A ballot of Indian Americans has found that 66% of respondents favour Democrat Joe Biden for the presidential election in November, while President Donald Trump trails way in the back of at 28%.
But Trump has made appreciable headway, coming up from 16% in 2016, according to the Indiaspora-AAPI Data survey released on Tuesday.
The ballot also affirmed the growing clout of the Indian American community’s 1.8 million registered voters — 56% of them reported being contacted by Democrats and 48% by Republicans, in comparison to only 31% reached by any party in 2016.
As a community with the highest earnings, Indian Americans are also “flexing their financial muscle” as the survey put it . A quarter of those polled said they had made donations to a candidate, political party or some other crusade body this year; $3 million anecdotally, with double-digit aspirations.
A majority of Indian Americans, 54%, identified themselves Democrats while the second one biggest group of 24% identified themselves as Independents and only 16% called themselves Republican, in comparison to 45%, 35% and 19% respectively in 2016.
The most remarkable shift, or the beginning of it, used to be reflected in the numbers for the race for the White House. While Indian Americans’ beef up for Biden used to be an overwhelming at 66%, it used to be far lower than the 77% beef up for Hillary Clinton, then Democratic nominee, in 2016, and the brutal 84% that President Barak Obama got in the 2012 election.
Trump, then again, has gone up from 12% in 2016 to 28% , and could go up to 30% whether he and Biden split up the 6% undecided respondents proportional to their current tallies.
That are supposed to worry Democrats. “The Biden crusade needs to be particularly attentive” and must conduct a vigorous outreach to the community, said Congressman Raja Krishnamoorthi. Eventually, he added, these voters will “come home” to the Democratic Party as a result of their concerns approximately other issues, specially Covid-19.
Neeraj Antani, a Republican member of the Ohio state legislature, attributed Trump’s expanding beef up among Indian Americans to the president’s outreach to the community, his visit to India in February and for standing with Prime Minister Narendra Modi and neutrality on issues like Citizenship Amendment Act and the abrogation of Article 370 on the special status of Jammu and Kashmir, versus Biden’s opposition to those issues.
Biden crusade’s position on Article 370 and the CAA has indeed antagonised a section of Indian Americans and has led to talk that a Biden administration will be less friendly to India.
The former vice-president has sought to address those concerns and assured the community that relations with India will be a “high precedence” for his administration whether elected. He promised that his administration will also prevent China from acting with “impunity” and show no tolerance for cross-border terror, putting Pakistan on notice. He also rolled out an expansive plan for Indian Americans, that specialize in hate crimes and immigration.

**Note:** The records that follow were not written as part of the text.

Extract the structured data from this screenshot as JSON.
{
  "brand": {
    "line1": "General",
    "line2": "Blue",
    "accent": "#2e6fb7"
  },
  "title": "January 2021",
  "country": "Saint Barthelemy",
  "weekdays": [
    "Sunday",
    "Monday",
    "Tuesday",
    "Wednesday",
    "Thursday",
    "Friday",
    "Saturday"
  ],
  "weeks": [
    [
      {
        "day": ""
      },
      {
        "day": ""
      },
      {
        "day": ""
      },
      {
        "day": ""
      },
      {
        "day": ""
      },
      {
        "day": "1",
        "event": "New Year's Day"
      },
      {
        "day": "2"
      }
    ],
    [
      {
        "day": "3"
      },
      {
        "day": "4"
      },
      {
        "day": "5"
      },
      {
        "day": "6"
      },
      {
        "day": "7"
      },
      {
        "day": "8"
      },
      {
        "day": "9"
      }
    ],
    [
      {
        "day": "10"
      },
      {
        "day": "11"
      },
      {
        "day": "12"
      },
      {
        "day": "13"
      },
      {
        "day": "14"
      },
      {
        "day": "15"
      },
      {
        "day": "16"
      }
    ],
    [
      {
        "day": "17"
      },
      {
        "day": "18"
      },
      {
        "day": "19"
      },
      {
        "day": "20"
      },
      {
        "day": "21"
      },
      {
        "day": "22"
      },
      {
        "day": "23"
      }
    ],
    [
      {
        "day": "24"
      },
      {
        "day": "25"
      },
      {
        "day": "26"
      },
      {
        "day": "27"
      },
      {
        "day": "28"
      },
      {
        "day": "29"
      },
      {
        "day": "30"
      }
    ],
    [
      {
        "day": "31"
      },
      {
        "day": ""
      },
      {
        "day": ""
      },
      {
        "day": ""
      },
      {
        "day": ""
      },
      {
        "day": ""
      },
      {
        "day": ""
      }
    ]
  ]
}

As a part of its outreach to the community, the Trump crusade has released a video of clip from Howdy Modi and Namaste Trump events the president attended with Prime Minister Narendra Modi in the United States and India respectively, highlighting their relationship and beef up of the cheering crowds.

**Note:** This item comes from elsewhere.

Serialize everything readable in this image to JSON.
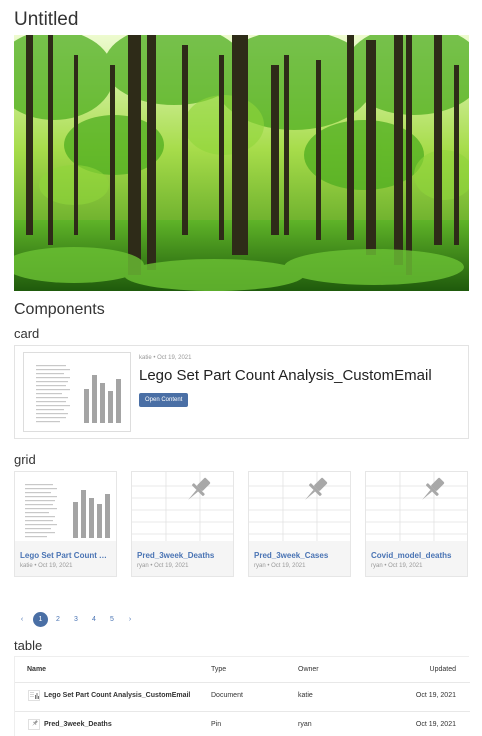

The community is being wooed aggressively by both parties, as the survey findings showed — 56% reported being contacted by Democrats and 58% by Republicans in comparison to merely 31% by any party in 2016, far below then 44% for white voters and 42% for white voters.
The reasons somewhat simple. Trump won the 2016 election with narrow victory margins in key battleground states, which he can hold on to with the beef up of Indian Americans, or lose them whether Democrats are ready to persuade the community to vote for Biden, and in larger numbers.
Indian Americans have the numbers that both Biden and Trump would want in these states. “Indian Americans are positioned to make a difference in several swing states that can be near in this election, such as Florida ( 87,000 ), Pennsylvania (61,000), Georgia (57,000), Michigan (45,000), and North Carolina (36,000), and maybe even Texas, which has 160,000 Indian-American voters,” said Karthick Ramakrishnan, professor of public policy and political science at UC Riverside, and founding father of AAPI Data.
He added that a high turnout driven by Senator Kamala Harris’s “historic vice-presidential nomination” and the “highly publicised” Houston and Ahmedabad rallies that Trump and Modi held together “could make a immense difference in this election”.
M R Rangaswami, founder of Indiaspora, said, “Provided the Indian diaspora’s increasing political importance in the United States, it’s no surprise they’re being courted by both sides of the aisle.”
He added: “It’s great that both major political parties have begun to realise just how critical it is to succeed in out to Indian Americans – our have an effect on is only going to increase over the years.”